From the Gallows to the Chair

In 1910, Henry Spivey was hanged for murder in Bladen County. At this last public stateexecution, The Charlotte Observer reported that as many as a thousand people witnessed thehanging. Spivey was the last person to be hanged in North Carolina; following his death, a newlaw sent the condemned to death row in the electric chair in Raleigh’s Central Prison. With theswitch from public hangings to more private executions, the state broke away from punishmentthat publicly made the tortured criminal an object of “pity or glory.” North Carolina drew a curtain over the process of death and legitimized the state’s power over the execution process.

Newspaper clipping from 1910 noting the final state-sanctioned hanging in North Carolina. Credit:...

A Legacy of Prison Abolitionism: Anthony Rayson (1954- )

In showing the experience and humanity of prisoners, Rayson urged those outside of prison walls to attune themselves to the “powerful education of which prisoners are capable,” noting that “without the humanity, freedom, and counsel from conscious prisoners, I myself would be in a constant state of dread and despair.” Image from Anthony Rayson Zine Collection. Back cover of Thought Bombs Issue #6 (featuring image of prison activist George Jackson [1941-1971]). (Quote found in Prisons & Society, self-published zine. Rayson, Anthony. Prisons & Society ([1999-2007]). Anthony Rayson Zine Collection, box 2, folder entitled “Mini Zines/Prisons&Society, 1999-2007.” DePaul University Special Collections and Archives.)

Courtesy of: Anthony Rayson (collection at DePaul University Special Collections and Archives).

Believing that...

Lunatic Wine

Focusing on the intersections of incarceration and mental illness has not been an easy task. While often deeply fulfilling and extremely disheartening at the same time, this project has allowed us to develop a critical lens through which to view certain elements of popular culture and mass media. With the explosive popularity of television shows like Orange is the New Black and American Horror Story: Asylum, many Americans are becoming aware of the imprisonment of people with mental illness, both contemporarily and historically. Even though images and representations of this issue have seemingly grown in the past few years, we began to wonder how these over-the-top, romanticized ideas have affected commercial culture. Considering the combination of images and text found...
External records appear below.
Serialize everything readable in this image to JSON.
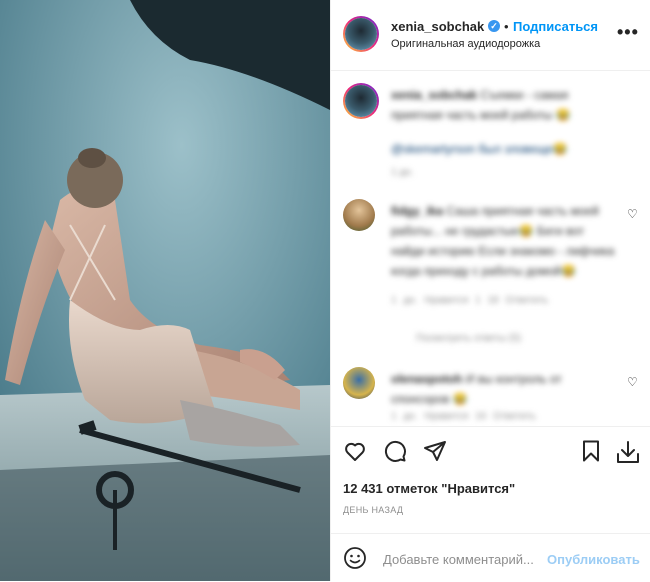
{
  "post": {
    "username": "xenia_sobchak",
    "verified_mark": "✓",
    "follow_label": "Подписаться",
    "audio_label": "Оригинальная аудиодорожка",
    "more_label": "•••",
    "image_alt": "woman-in-slip-dress-photoshoot"
  },
  "caption": {
    "username": "xenia_sobchak",
    "text": "Съемки - самая приятная часть моей работы 😂",
    "mention": "@skemartyrson был зловеще😂",
    "time": "1 дн."
  },
  "comments": [
    {
      "username": "fidgy_ika",
      "text": "Саша приятная часть моей работы... не грудастые😂 Беги вот найди историю Если знакомо - лифчика когда приходу с работы домой😂",
      "meta": "1 дн.   Нравится 1 18   Ответить",
      "replies": "Посмотреть ответы (5)",
      "heart": "♡"
    },
    {
      "username": "olenaspotoh",
      "text": "И вы контроль от спонсоров 😂",
      "meta": "1 дн.   Нравится 16   Ответить",
      "heart": "♡"
    }
  ],
  "actions": {
    "like_icon": "heart-icon",
    "comment_icon": "comment-icon",
    "share_icon": "send-icon",
    "save_icon": "bookmark-icon",
    "download_icon": "download-icon"
  },
  "likes_text": "12 431 отметок \"Нравится\"",
  "time_ago": "ДЕНЬ НАЗАД",
  "comment_box": {
    "placeholder": "Добавьте комментарий...",
    "publish_label": "Опубликовать",
    "emoji_icon": "smiley-icon"
  }
}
John Zwara: Artist and Patient

“When people got too interested in him, he went back to sleeping under bridges,” Rachel Berenson Perry, fine-arts curator at the Indiana State Museum, said of Depression-era artist John Zwara’s six month stay at Central State Hospital for the Insane in 1938. Little is known of the Hungarian immigrant who wandered the United States in the early 1900s, painting mostly landscapes and watercolors, and settled in Indianapolis in the 1930s. Diagnosed with schizophrenia, Zwara preferred a life of solitude in which he could focus on his work; oftentimes, this meant living without a home on the streets of Indianapolis, according to Perry. Zwara’s work, however, was brought to the forefront in local news when the Indiana Medical History Museum (IMHM),...

Asking "What's Going on" About a Newspaper Blurb

“Two white inmates of the Indiana female prison set fire to the building because they were compelled to eat with colored inmates.” That is all that is said about a fire, racial tensions, and prison life in a column of an Indianapolis newspaper in 1892. The short blurb raises a series of questions: Were the living quarters in prison segregated by race at this time? What were the conditions these women were living in and how were they able to start a fire? Were they any casualties of this fire? What happened to the women who set the fire? What was the role of the wardens? What were the perspectives of the black women? From the short blurb, we can...